§ Work instruction
Print the listing in full, with no character changed.

§ Given records
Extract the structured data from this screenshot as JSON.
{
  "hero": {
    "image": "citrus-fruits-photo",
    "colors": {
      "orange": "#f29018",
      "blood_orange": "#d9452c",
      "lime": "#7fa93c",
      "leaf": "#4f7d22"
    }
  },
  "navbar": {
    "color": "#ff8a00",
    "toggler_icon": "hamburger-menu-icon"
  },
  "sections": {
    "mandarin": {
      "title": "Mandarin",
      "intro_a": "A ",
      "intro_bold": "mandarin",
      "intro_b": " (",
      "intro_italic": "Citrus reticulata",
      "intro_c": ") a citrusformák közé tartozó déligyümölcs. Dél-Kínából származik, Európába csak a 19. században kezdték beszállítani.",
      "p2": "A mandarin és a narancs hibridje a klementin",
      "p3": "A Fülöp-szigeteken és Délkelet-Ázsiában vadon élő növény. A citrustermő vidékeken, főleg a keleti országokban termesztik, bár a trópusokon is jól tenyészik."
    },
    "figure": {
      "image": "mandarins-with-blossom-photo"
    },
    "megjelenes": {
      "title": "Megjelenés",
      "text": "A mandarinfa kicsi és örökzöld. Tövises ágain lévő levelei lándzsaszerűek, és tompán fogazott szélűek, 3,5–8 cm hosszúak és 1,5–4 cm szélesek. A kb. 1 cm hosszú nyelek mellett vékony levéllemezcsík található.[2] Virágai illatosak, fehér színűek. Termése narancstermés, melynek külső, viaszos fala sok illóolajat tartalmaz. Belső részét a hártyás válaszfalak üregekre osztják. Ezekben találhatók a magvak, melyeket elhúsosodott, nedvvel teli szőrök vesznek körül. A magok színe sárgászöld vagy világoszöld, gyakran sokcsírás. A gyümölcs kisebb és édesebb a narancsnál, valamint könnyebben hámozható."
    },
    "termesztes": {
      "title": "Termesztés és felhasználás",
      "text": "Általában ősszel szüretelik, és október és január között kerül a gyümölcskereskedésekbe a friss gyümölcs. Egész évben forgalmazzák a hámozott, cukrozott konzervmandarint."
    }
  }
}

§ Result of the task
Extract the structured data from this screenshot as JSON.
{
  "hero": {
    "image": "citrus-fruits-photo",
    "colors": {
      "orange": "#f29018",
      "blood_orange": "#d9452c",
      "lime": "#7fa93c",
      "leaf": "#4f7d22"
    }
  },
  "navbar": {
    "color": "#ff8a00",
    "toggler_icon": "hamburger-menu-icon"
  },
  "sections": {
    "mandarin": {
      "title": "Mandarin",
      "intro_a": "A ",
      "intro_bold": "mandarin",
      "intro_b": " (",
      "intro_italic": "Citrus reticulata",
      "intro_c": ") a citrusformák közé tartozó déligyümölcs. Dél-Kínából származik, Európába csak a 19. században kezdték beszállítani.",
      "p2": "A mandarin és a narancs hibridje a klementin",
      "p3": "A Fülöp-szigeteken és Délkelet-Ázsiában vadon élő növény. A citrustermő vidékeken, főleg a keleti országokban termesztik, bár a trópusokon is jól tenyészik."
    },
    "figure": {
      "image": "mandarins-with-blossom-photo"
    },
    "megjelenes": {
      "title": "Megjelenés",
      "text": "A mandarinfa kicsi és örökzöld. Tövises ágain lévő levelei lándzsaszerűek, és tompán fogazott szélűek, 3,5–8 cm hosszúak és 1,5–4 cm szélesek. A kb. 1 cm hosszú nyelek mellett vékony levéllemezcsík található.[2] Virágai illatosak, fehér színűek. Termése narancstermés, melynek külső, viaszos fala sok illóolajat tartalmaz. Belső részét a hártyás válaszfalak üregekre osztják. Ezekben találhatók a magvak, melyeket elhúsosodott, nedvvel teli szőrök vesznek körül. A magok színe sárgászöld vagy világoszöld, gyakran sokcsírás. A gyümölcs kisebb és édesebb a narancsnál, valamint könnyebben hámozható."
    },
    "termesztes": {
      "title": "Termesztés és felhasználás",
      "text": "Általában ősszel szüretelik, és október és január között kerül a gyümölcskereskedésekbe a friss gyümölcs. Egész évben forgalmazzák a hámozott, cukrozott konzervmandarint."
    }
  }
}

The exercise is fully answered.